What the exercise asks ::
Please output the entries below without altering a single character.

Dataset rows for apps and sites ::
● ● ● ●

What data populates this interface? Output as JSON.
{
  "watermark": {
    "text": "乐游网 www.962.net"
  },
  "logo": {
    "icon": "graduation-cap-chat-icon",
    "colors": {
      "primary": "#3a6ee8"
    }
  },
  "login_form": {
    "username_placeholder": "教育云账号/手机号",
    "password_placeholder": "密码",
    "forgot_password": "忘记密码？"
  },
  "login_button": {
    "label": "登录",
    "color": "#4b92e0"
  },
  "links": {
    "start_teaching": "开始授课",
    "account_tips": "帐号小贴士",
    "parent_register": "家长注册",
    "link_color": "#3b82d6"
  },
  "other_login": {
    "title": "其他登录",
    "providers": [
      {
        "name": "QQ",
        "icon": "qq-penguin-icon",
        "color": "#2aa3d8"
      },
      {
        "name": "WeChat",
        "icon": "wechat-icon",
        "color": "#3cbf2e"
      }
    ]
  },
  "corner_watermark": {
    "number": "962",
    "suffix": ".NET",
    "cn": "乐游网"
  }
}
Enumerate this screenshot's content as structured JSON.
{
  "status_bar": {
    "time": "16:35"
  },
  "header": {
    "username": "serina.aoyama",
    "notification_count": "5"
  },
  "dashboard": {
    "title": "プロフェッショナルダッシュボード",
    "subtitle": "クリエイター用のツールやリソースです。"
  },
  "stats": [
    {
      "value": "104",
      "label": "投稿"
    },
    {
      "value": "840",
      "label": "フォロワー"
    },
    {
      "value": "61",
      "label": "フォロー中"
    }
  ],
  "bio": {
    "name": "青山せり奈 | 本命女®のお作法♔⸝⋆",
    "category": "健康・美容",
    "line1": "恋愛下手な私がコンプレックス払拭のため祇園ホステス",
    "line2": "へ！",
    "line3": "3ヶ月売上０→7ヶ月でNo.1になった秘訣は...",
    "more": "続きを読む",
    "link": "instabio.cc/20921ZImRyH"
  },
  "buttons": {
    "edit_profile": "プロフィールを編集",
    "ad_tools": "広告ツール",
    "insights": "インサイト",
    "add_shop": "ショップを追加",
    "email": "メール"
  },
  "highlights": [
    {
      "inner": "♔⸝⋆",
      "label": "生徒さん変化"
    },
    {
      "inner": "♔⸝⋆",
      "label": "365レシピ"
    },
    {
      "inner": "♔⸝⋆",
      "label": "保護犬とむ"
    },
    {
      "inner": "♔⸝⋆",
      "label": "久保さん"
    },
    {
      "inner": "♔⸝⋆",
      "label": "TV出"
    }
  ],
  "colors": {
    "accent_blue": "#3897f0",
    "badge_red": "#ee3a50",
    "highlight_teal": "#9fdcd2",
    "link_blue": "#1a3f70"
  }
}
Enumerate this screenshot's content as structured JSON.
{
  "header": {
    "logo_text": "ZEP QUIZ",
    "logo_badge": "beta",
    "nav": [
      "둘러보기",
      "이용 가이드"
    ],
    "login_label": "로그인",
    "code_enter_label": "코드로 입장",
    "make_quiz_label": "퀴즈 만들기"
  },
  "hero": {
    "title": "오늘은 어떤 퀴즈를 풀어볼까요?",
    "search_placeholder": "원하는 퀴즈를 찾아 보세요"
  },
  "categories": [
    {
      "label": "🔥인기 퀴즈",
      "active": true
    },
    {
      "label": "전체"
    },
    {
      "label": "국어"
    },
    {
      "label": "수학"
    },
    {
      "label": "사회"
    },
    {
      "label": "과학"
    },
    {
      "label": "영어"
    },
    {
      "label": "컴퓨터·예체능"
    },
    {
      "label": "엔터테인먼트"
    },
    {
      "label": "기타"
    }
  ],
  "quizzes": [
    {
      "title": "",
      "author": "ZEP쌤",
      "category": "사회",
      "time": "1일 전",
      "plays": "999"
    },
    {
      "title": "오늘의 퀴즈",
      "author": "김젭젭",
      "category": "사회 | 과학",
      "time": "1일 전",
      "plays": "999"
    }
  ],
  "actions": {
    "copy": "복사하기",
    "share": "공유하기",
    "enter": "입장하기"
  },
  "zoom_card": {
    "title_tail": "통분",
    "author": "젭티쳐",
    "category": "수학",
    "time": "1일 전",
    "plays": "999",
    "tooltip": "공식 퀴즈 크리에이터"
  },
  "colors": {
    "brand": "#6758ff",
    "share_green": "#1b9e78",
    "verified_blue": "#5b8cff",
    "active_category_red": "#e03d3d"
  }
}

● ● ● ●

Written answer ::
What data populates this interface? Output as JSON.
{
  "watermark": {
    "text": "乐游网 www.962.net"
  },
  "logo": {
    "icon": "graduation-cap-chat-icon",
    "colors": {
      "primary": "#3a6ee8"
    }
  },
  "login_form": {
    "username_placeholder": "教育云账号/手机号",
    "password_placeholder": "密码",
    "forgot_password": "忘记密码？"
  },
  "login_button": {
    "label": "登录",
    "color": "#4b92e0"
  },
  "links": {
    "start_teaching": "开始授课",
    "account_tips": "帐号小贴士",
    "parent_register": "家长注册",
    "link_color": "#3b82d6"
  },
  "other_login": {
    "title": "其他登录",
    "providers": [
      {
        "name": "QQ",
        "icon": "qq-penguin-icon",
        "color": "#2aa3d8"
      },
      {
        "name": "WeChat",
        "icon": "wechat-icon",
        "color": "#3cbf2e"
      }
    ]
  },
  "corner_watermark": {
    "number": "962",
    "suffix": ".NET",
    "cn": "乐游网"
  }
}
Enumerate this screenshot's content as structured JSON.
{
  "status_bar": {
    "time": "16:35"
  },
  "header": {
    "username": "serina.aoyama",
    "notification_count": "5"
  },
  "dashboard": {
    "title": "プロフェッショナルダッシュボード",
    "subtitle": "クリエイター用のツールやリソースです。"
  },
  "stats": [
    {
      "value": "104",
      "label": "投稿"
    },
    {
      "value": "840",
      "label": "フォロワー"
    },
    {
      "value": "61",
      "label": "フォロー中"
    }
  ],
  "bio": {
    "name": "青山せり奈 | 本命女®のお作法♔⸝⋆",
    "category": "健康・美容",
    "line1": "恋愛下手な私がコンプレックス払拭のため祇園ホステス",
    "line2": "へ！",
    "line3": "3ヶ月売上０→7ヶ月でNo.1になった秘訣は...",
    "more": "続きを読む",
    "link": "instabio.cc/20921ZImRyH"
  },
  "buttons": {
    "edit_profile": "プロフィールを編集",
    "ad_tools": "広告ツール",
    "insights": "インサイト",
    "add_shop": "ショップを追加",
    "email": "メール"
  },
  "highlights": [
    {
      "inner": "♔⸝⋆",
      "label": "生徒さん変化"
    },
    {
      "inner": "♔⸝⋆",
      "label": "365レシピ"
    },
    {
      "inner": "♔⸝⋆",
      "label": "保護犬とむ"
    },
    {
      "inner": "♔⸝⋆",
      "label": "久保さん"
    },
    {
      "inner": "♔⸝⋆",
      "label": "TV出"
    }
  ],
  "colors": {
    "accent_blue": "#3897f0",
    "badge_red": "#ee3a50",
    "highlight_teal": "#9fdcd2",
    "link_blue": "#1a3f70"
  }
}
Enumerate this screenshot's content as structured JSON.
{
  "header": {
    "logo_text": "ZEP QUIZ",
    "logo_badge": "beta",
    "nav": [
      "둘러보기",
      "이용 가이드"
    ],
    "login_label": "로그인",
    "code_enter_label": "코드로 입장",
    "make_quiz_label": "퀴즈 만들기"
  },
  "hero": {
    "title": "오늘은 어떤 퀴즈를 풀어볼까요?",
    "search_placeholder": "원하는 퀴즈를 찾아 보세요"
  },
  "categories": [
    {
      "label": "🔥인기 퀴즈",
      "active": true
    },
    {
      "label": "전체"
    },
    {
      "label": "국어"
    },
    {
      "label": "수학"
    },
    {
      "label": "사회"
    },
    {
      "label": "과학"
    },
    {
      "label": "영어"
    },
    {
      "label": "컴퓨터·예체능"
    },
    {
      "label": "엔터테인먼트"
    },
    {
      "label": "기타"
    }
  ],
  "quizzes": [
    {
      "title": "",
      "author": "ZEP쌤",
      "category": "사회",
      "time": "1일 전",
      "plays": "999"
    },
    {
      "title": "오늘의 퀴즈",
      "author": "김젭젭",
      "category": "사회 | 과학",
      "time": "1일 전",
      "plays": "999"
    }
  ],
  "actions": {
    "copy": "복사하기",
    "share": "공유하기",
    "enter": "입장하기"
  },
  "zoom_card": {
    "title_tail": "통분",
    "author": "젭티쳐",
    "category": "수학",
    "time": "1일 전",
    "plays": "999",
    "tooltip": "공식 퀴즈 크리에이터"
  },
  "colors": {
    "brand": "#6758ff",
    "share_green": "#1b9e78",
    "verified_blue": "#5b8cff",
    "active_category_red": "#e03d3d"
  }
}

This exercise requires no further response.